Butch was a law student when Lauren was born. When Lauren was 4 months old, I got a job offer from my old boss. One day, I arrived home and found out that our cook was dismissed . Butch said that he told her to leave because she overcooked a dish. I was mortified . Fortunately , Lauren’s yaya refused to leave even if Butch told her to quit. What was my husband thinking? From that day on, I told Butch that if he had household help problems , he needed to course it through me.

That’s all I can think of. Any ideas you might want to share?

Noemi Lardizabal-Dado (1391 Posts)

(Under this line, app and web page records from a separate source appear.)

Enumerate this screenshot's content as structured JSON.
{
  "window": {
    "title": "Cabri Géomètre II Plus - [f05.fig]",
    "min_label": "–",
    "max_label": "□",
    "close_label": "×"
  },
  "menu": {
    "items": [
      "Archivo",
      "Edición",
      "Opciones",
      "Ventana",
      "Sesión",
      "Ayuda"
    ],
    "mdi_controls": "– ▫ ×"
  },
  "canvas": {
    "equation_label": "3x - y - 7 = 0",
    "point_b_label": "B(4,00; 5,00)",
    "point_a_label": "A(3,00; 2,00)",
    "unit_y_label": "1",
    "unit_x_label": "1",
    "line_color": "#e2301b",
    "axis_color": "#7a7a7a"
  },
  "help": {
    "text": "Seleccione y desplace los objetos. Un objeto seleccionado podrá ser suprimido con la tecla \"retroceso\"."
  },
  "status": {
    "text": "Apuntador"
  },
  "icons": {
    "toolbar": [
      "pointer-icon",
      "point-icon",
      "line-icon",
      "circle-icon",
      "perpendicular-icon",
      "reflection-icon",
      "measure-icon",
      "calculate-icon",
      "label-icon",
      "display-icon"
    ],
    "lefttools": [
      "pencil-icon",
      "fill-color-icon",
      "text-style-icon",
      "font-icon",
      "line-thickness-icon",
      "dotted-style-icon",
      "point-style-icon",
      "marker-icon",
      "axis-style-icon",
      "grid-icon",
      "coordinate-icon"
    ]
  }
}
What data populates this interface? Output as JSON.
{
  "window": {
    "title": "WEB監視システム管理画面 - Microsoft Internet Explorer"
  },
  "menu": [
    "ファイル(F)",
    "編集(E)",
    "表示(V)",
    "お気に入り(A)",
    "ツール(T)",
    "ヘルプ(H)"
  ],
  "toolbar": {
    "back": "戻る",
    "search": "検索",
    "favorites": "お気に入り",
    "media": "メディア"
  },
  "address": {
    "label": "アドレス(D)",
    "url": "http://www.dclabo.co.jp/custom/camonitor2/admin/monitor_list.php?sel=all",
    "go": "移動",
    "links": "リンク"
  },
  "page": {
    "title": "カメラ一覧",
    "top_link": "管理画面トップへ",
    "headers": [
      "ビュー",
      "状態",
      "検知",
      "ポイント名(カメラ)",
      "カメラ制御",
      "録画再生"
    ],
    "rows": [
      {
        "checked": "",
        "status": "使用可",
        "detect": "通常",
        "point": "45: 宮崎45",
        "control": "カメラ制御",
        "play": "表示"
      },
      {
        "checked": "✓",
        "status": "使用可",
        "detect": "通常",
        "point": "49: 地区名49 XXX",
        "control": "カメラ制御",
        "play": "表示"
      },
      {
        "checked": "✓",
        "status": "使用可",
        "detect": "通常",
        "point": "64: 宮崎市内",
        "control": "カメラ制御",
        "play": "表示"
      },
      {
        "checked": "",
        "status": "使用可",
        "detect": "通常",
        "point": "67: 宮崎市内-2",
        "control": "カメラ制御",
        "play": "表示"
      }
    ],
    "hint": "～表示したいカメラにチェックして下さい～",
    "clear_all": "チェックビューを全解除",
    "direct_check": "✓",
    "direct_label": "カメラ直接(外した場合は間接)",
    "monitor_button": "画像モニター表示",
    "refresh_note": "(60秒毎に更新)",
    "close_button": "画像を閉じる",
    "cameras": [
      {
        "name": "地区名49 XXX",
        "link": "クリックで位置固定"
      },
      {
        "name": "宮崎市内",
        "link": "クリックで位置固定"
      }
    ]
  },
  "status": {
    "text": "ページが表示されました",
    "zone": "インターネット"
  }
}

You may contact Noemi (noemidado @ gmail.com) for speaking and consultancy services in the following areas: Parenting in the Digital Age (includes pro-active parenting on cyber-bullying and bullying) ; Social Business ; Reinventing One’s Life; and social media engagement. Our parenting workshop is called "Prep to Prime (P2P): Parenting in the Digital Age (An Un­Workshop)" P2P Un­Workshops are conducted by two golden women in their prime, Noemi and Jane, who have a century’s worth of experience between them. They are both accomplished professionals who chose to become homemakers. This 180­degree turn also put them on a different life course which includes blogging, social media engagement and citizen advocacy. They call their un­workshops Prep to Prime or P2P, for short, to emphasize the breadth of their parenting experience. They tackle different aspects and issues of parenting ­­ from managing pregnancies, prepping for the school years of children, dealing with househelp, managing the household budget, to maximizing one’s prime life and staying healthy through the senior years.